(Beginning of Available data)
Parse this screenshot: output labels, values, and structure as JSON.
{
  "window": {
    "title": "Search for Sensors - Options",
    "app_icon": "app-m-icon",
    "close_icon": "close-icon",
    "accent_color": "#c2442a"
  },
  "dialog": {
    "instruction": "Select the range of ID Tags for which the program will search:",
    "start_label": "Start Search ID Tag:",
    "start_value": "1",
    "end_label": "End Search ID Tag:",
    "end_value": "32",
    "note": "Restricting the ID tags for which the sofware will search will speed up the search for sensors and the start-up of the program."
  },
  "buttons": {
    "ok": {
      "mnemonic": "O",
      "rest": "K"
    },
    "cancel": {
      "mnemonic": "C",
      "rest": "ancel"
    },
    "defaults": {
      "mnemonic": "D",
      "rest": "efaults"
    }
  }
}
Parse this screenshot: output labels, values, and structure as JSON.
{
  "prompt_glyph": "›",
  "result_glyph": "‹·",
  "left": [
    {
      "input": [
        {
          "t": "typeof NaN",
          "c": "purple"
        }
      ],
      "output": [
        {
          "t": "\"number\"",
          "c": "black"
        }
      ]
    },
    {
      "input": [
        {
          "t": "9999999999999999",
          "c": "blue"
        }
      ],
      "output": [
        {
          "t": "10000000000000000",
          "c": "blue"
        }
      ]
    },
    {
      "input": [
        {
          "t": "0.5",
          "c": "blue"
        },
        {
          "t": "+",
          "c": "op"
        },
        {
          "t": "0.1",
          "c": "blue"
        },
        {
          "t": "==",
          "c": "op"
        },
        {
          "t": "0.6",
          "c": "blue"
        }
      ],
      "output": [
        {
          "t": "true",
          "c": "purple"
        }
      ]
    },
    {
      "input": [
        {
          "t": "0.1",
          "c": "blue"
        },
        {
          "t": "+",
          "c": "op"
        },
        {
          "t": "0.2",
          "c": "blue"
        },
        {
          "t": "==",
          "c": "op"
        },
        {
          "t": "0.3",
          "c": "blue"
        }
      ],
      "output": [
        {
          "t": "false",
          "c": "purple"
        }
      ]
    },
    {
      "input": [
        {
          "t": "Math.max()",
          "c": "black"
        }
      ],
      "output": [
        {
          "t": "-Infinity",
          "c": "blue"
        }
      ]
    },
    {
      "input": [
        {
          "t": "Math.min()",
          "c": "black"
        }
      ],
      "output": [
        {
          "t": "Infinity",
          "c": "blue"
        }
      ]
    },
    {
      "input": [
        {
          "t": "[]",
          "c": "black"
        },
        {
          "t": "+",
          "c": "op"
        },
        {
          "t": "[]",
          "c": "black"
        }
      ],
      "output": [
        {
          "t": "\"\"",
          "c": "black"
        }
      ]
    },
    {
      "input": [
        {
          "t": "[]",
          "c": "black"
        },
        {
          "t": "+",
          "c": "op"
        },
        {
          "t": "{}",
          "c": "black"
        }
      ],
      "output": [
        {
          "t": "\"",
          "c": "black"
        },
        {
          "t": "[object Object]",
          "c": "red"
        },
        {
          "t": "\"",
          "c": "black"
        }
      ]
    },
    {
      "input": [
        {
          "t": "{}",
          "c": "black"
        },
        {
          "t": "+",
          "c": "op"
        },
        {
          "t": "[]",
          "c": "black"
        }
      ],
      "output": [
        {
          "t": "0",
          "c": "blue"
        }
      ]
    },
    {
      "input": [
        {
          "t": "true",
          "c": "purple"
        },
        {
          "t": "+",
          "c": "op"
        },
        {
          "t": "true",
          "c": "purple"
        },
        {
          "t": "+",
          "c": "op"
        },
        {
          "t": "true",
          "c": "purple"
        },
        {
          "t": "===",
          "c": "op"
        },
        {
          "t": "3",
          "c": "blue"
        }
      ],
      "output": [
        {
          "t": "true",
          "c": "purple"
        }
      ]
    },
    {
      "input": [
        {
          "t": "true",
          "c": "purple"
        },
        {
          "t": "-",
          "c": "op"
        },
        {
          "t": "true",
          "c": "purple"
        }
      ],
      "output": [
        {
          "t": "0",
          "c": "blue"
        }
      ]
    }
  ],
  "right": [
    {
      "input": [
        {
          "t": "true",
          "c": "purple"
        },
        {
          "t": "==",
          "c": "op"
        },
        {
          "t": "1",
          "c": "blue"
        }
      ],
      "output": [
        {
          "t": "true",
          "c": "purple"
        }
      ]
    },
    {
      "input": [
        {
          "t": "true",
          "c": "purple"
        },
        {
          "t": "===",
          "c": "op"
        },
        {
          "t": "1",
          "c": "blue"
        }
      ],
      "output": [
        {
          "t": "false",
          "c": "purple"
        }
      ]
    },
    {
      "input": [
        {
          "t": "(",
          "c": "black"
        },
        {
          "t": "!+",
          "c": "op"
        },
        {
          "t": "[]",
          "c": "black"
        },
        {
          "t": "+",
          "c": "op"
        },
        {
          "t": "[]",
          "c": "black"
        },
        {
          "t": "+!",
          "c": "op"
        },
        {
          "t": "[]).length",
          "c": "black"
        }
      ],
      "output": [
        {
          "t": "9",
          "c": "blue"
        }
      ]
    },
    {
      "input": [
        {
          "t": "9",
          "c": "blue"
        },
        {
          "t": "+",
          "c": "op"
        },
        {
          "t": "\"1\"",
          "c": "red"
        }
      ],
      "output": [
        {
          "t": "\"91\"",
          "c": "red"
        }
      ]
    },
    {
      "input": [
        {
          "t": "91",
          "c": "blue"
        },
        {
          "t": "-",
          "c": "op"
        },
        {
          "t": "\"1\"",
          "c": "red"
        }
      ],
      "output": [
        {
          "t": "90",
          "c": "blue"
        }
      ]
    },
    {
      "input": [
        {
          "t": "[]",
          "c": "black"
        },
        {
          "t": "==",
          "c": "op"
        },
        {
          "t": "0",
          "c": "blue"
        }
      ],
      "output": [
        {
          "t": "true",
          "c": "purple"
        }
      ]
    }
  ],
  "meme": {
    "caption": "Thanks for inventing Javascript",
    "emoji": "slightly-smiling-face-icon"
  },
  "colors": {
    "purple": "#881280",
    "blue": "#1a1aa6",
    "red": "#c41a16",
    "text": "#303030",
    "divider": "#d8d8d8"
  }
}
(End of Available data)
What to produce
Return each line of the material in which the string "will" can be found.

Result
    "instruction": "Select the range of ID Tags for which the program will search:",
    "note": "Restricting the ID tags for which the sofware will search will speed up the search for sensors and the start-up of the program."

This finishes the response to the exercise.